The Ties that Bind: Interview with Like Father, Like Son’s Hirokazu Kore-eda
The Cannes Jury Prize-winning film that follows two families who discover that their six-year-old boys were switched at birth opens in Los Angeles on January 24.
by Ada Tseng
Hirokazu Kore-eda’s Like Father, Like Son (Soshite chichi ni naru) begins with a normal, if semi-rigid, Japanese family: a successful architect Ryota (Masaharu Fukuyama), his wife Midori (Machiko Ono), and their adorable six-year-old son Keita (Keita Ninomiya). Ryota has high expectations for his young son, who he wishes were as driven as he prides himself as being, and Ryota’s constant disappointment tests the patience of his wife, who is more open to the idea that the sweet-natured, if not academically-minded, Keita doesn’t need to be an exact replica of either of his parents.

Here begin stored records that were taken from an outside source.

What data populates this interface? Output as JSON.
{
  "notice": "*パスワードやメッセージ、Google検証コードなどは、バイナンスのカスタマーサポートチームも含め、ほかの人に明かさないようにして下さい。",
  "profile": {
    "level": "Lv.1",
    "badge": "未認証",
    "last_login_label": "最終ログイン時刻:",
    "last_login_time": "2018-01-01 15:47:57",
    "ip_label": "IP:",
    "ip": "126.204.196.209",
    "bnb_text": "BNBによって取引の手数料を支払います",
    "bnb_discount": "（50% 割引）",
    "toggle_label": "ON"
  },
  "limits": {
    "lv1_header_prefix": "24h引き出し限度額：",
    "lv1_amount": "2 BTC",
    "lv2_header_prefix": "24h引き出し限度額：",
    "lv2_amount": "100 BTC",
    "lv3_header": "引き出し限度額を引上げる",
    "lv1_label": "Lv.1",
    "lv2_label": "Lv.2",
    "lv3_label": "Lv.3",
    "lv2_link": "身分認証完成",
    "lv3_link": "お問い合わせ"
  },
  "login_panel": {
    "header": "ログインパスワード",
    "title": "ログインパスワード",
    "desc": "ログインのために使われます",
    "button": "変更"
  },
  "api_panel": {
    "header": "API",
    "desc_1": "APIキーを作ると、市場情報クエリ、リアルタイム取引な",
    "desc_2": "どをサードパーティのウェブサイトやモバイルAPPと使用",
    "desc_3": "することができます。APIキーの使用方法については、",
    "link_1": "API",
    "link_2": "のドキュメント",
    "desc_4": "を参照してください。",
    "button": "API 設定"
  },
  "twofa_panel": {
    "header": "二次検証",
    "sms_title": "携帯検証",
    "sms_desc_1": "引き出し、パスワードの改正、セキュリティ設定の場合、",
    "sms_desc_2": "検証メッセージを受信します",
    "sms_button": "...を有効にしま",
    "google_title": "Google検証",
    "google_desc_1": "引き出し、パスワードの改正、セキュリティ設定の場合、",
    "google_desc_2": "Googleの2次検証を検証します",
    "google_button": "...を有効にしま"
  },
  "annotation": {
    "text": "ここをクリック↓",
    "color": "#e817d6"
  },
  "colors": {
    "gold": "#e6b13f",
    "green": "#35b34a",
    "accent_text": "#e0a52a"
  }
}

A giant wrench is thrown in their nature vs. nurture theories when they receive some devastating news from the hospital, that their son was switched at birth. Keita is not genetically theirs. The two families of the switched-at-birth boys, who are meeting each other for the first time, then begin the slow process of figuring out the “right” thing to do. Both sides can barely fathom how the right thing could possibly involve giving up the son who they’ve parented as their own for the last six years.